◆ What is required ◆
With the images removed, write out every line below exactly.

◆ Material provided ◆
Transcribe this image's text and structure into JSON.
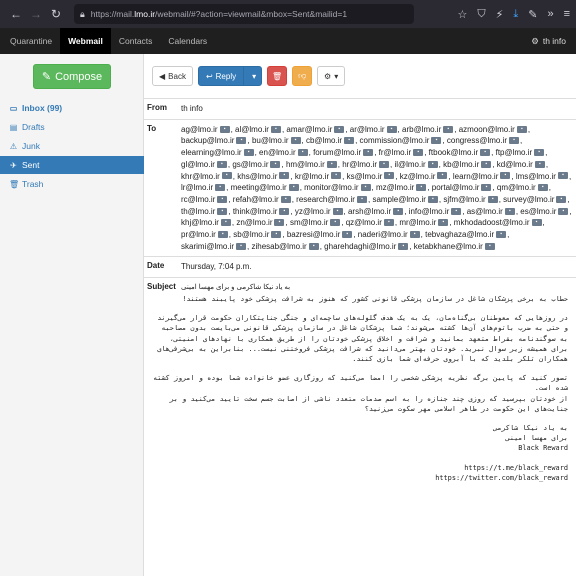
{
  "browser": {
    "url_prefix": "https://mail.",
    "url_host": "lmo.ir",
    "url_rest": "/webmail/#?action=viewmail&mbox=Sent&mailid=1"
  },
  "topnav": {
    "tabs": [
      "Quarantine",
      "Webmail",
      "Contacts",
      "Calendars"
    ],
    "active": "Webmail",
    "user": "th info"
  },
  "sidebar": {
    "compose": "Compose",
    "folders": [
      {
        "label": "Inbox (99)",
        "icon": "inbox-icon"
      },
      {
        "label": "Drafts",
        "icon": "drafts-icon"
      },
      {
        "label": "Junk",
        "icon": "junk-icon"
      },
      {
        "label": "Sent",
        "icon": "send-icon"
      },
      {
        "label": "Trash",
        "icon": "trash-icon"
      }
    ]
  },
  "toolbar": {
    "back": "Back",
    "reply": "Reply"
  },
  "message": {
    "from_label": "From",
    "from": "th info",
    "to_label": "To",
    "to": [
      "ag@lmo.ir",
      "al@lmo.ir",
      "amar@lmo.ir",
      "ar@lmo.ir",
      "arb@lmo.ir",
      "azmoon@lmo.ir",
      "backup@lmo.ir",
      "bu@lmo.ir",
      "cb@lmo.ir",
      "commission@lmo.ir",
      "congress@lmo.ir",
      "elearning@lmo.ir",
      "en@lmo.ir",
      "forum@lmo.ir",
      "fr@lmo.ir",
      "ftbook@lmo.ir",
      "ftp@lmo.ir",
      "gl@lmo.ir",
      "gs@lmo.ir",
      "hm@lmo.ir",
      "hr@lmo.ir",
      "il@lmo.ir",
      "kb@lmo.ir",
      "kd@lmo.ir",
      "khr@lmo.ir",
      "khs@lmo.ir",
      "kr@lmo.ir",
      "ks@lmo.ir",
      "kz@lmo.ir",
      "learn@lmo.ir",
      "lms@lmo.ir",
      "lr@lmo.ir",
      "meeting@lmo.ir",
      "monitor@lmo.ir",
      "mz@lmo.ir",
      "portal@lmo.ir",
      "qm@lmo.ir",
      "rc@lmo.ir",
      "refah@lmo.ir",
      "research@lmo.ir",
      "sample@lmo.ir",
      "sjfm@lmo.ir",
      "survey@lmo.ir",
      "th@lmo.ir",
      "think@lmo.ir",
      "yz@lmo.ir",
      "arsh@lmo.ir",
      "info@lmo.ir",
      "as@lmo.ir",
      "es@lmo.ir",
      "khj@lmo.ir",
      "zn@lmo.ir",
      "sm@lmo.ir",
      "qz@lmo.ir",
      "mr@lmo.ir",
      "mkhodadoost@lmo.ir",
      "pr@lmo.ir",
      "sb@lmo.ir",
      "bazresi@lmo.ir",
      "naderi@lmo.ir",
      "tebvaghaza@lmo.ir",
      "skarimi@lmo.ir",
      "zihesab@lmo.ir",
      "gharehdaghi@lmo.ir",
      "ketabkhane@lmo.ir"
    ],
    "date_label": "Date",
    "date": "Thursday, 7:04 p.m.",
    "subject_label": "Subject",
    "subject": "به یاد نیکا شاکرمی و برای مهسا امینی",
    "body": [
      "حطاب به برخی پزشکان شاغل در سازمان پزشکی قانونی کشور که هنوز به شرافت پزشکی خود پایبند هستند!",
      "در روزهایی که معوطنان بی‌گناه‌مان، یک به یک هدف گلوله‌های ساچمه‌ای و جنگی جنایتکاران حکومت قرار می‌گیرند و حتی به ضرب باتوم‌های آن‌ها کشته می‌شوند؛ شما پزشکان شاغل در سازمان پزشکی قانونی می‌بایست بدون مصاحبه به سوگندنامه بقراط متعهد بمانید و شرافت و اخلاق پزشکی خودتان را از طریق همکاری با نهادهای امنیتی، برای همیشه زیر سوال نبرید. خودتان بهتر می‌دانید که شرافت پزشکی فروختنی نیست... بنابراین به بی‌شرفی‌های همکاران تلکر بلدید که با آبروی حرفه‌ای شما بازی کنند.",
      "تصور کنید که پایین برگه نظریه پزشکی شخصی را امضا می‌کنید که روزگاری عضو خانواده شما بوده و امروز کشته شده است.\nاز خودتان بپرسید که روزی چند جنازه را به اسم صدمات متعدد ناشی از اصابت جسم سخت تایید می‌کنید و بر جنایت‌های این حکومت در ظاهر اسلامی مهر سکوت می‌زنید؟",
      "به یاد نیکا شاکرمی\nبرای مهسا امینی\nBlack Reward",
      "https://t.me/black_reward\nhttps://twitter.com/black_reward"
    ]
  },
  "colors": {
    "compose": "#5cb85c",
    "primary": "#337ab7",
    "danger": "#d9534f",
    "warning": "#f0ad4e"
  }
}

◆ Written answer ◆
Transcribe this image's text and structure into JSON.
{
  "browser": {
    "url_prefix": "https://mail.",
    "url_host": "lmo.ir",
    "url_rest": "/webmail/#?action=viewmail&mbox=Sent&mailid=1"
  },
  "topnav": {
    "tabs": [
      "Quarantine",
      "Webmail",
      "Contacts",
      "Calendars"
    ],
    "active": "Webmail",
    "user": "th info"
  },
  "sidebar": {
    "compose": "Compose",
    "folders": [
      {
        "label": "Inbox (99)",
        "icon": "inbox-icon"
      },
      {
        "label": "Drafts",
        "icon": "drafts-icon"
      },
      {
        "label": "Junk",
        "icon": "junk-icon"
      },
      {
        "label": "Sent",
        "icon": "send-icon"
      },
      {
        "label": "Trash",
        "icon": "trash-icon"
      }
    ]
  },
  "toolbar": {
    "back": "Back",
    "reply": "Reply"
  },
  "message": {
    "from_label": "From",
    "from": "th info",
    "to_label": "To",
    "to": [
      "ag@lmo.ir",
      "al@lmo.ir",
      "amar@lmo.ir",
      "ar@lmo.ir",
      "arb@lmo.ir",
      "azmoon@lmo.ir",
      "backup@lmo.ir",
      "bu@lmo.ir",
      "cb@lmo.ir",
      "commission@lmo.ir",
      "congress@lmo.ir",
      "elearning@lmo.ir",
      "en@lmo.ir",
      "forum@lmo.ir",
      "fr@lmo.ir",
      "ftbook@lmo.ir",
      "ftp@lmo.ir",
      "gl@lmo.ir",
      "gs@lmo.ir",
      "hm@lmo.ir",
      "hr@lmo.ir",
      "il@lmo.ir",
      "kb@lmo.ir",
      "kd@lmo.ir",
      "khr@lmo.ir",
      "khs@lmo.ir",
      "kr@lmo.ir",
      "ks@lmo.ir",
      "kz@lmo.ir",
      "learn@lmo.ir",
      "lms@lmo.ir",
      "lr@lmo.ir",
      "meeting@lmo.ir",
      "monitor@lmo.ir",
      "mz@lmo.ir",
      "portal@lmo.ir",
      "qm@lmo.ir",
      "rc@lmo.ir",
      "refah@lmo.ir",
      "research@lmo.ir",
      "sample@lmo.ir",
      "sjfm@lmo.ir",
      "survey@lmo.ir",
      "th@lmo.ir",
      "think@lmo.ir",
      "yz@lmo.ir",
      "arsh@lmo.ir",
      "info@lmo.ir",
      "as@lmo.ir",
      "es@lmo.ir",
      "khj@lmo.ir",
      "zn@lmo.ir",
      "sm@lmo.ir",
      "qz@lmo.ir",
      "mr@lmo.ir",
      "mkhodadoost@lmo.ir",
      "pr@lmo.ir",
      "sb@lmo.ir",
      "bazresi@lmo.ir",
      "naderi@lmo.ir",
      "tebvaghaza@lmo.ir",
      "skarimi@lmo.ir",
      "zihesab@lmo.ir",
      "gharehdaghi@lmo.ir",
      "ketabkhane@lmo.ir"
    ],
    "date_label": "Date",
    "date": "Thursday, 7:04 p.m.",
    "subject_label": "Subject",
    "subject": "به یاد نیکا شاکرمی و برای مهسا امینی",
    "body": [
      "حطاب به برخی پزشکان شاغل در سازمان پزشکی قانونی کشور که هنوز به شرافت پزشکی خود پایبند هستند!",
      "در روزهایی که معوطنان بی‌گناه‌مان، یک به یک هدف گلوله‌های ساچمه‌ای و جنگی جنایتکاران حکومت قرار می‌گیرند و حتی به ضرب باتوم‌های آن‌ها کشته می‌شوند؛ شما پزشکان شاغل در سازمان پزشکی قانونی می‌بایست بدون مصاحبه به سوگندنامه بقراط متعهد بمانید و شرافت و اخلاق پزشکی خودتان را از طریق همکاری با نهادهای امنیتی، برای همیشه زیر سوال نبرید. خودتان بهتر می‌دانید که شرافت پزشکی فروختنی نیست... بنابراین به بی‌شرفی‌های همکاران تلکر بلدید که با آبروی حرفه‌ای شما بازی کنند.",
      "تصور کنید که پایین برگه نظریه پزشکی شخصی را امضا می‌کنید که روزگاری عضو خانواده شما بوده و امروز کشته شده است.\nاز خودتان بپرسید که روزی چند جنازه را به اسم صدمات متعدد ناشی از اصابت جسم سخت تایید می‌کنید و بر جنایت‌های این حکومت در ظاهر اسلامی مهر سکوت می‌زنید؟",
      "به یاد نیکا شاکرمی\nبرای مهسا امینی\nBlack Reward",
      "https://t.me/black_reward\nhttps://twitter.com/black_reward"
    ]
  },
  "colors": {
    "compose": "#5cb85c",
    "primary": "#337ab7",
    "danger": "#d9534f",
    "warning": "#f0ad4e"
  }
}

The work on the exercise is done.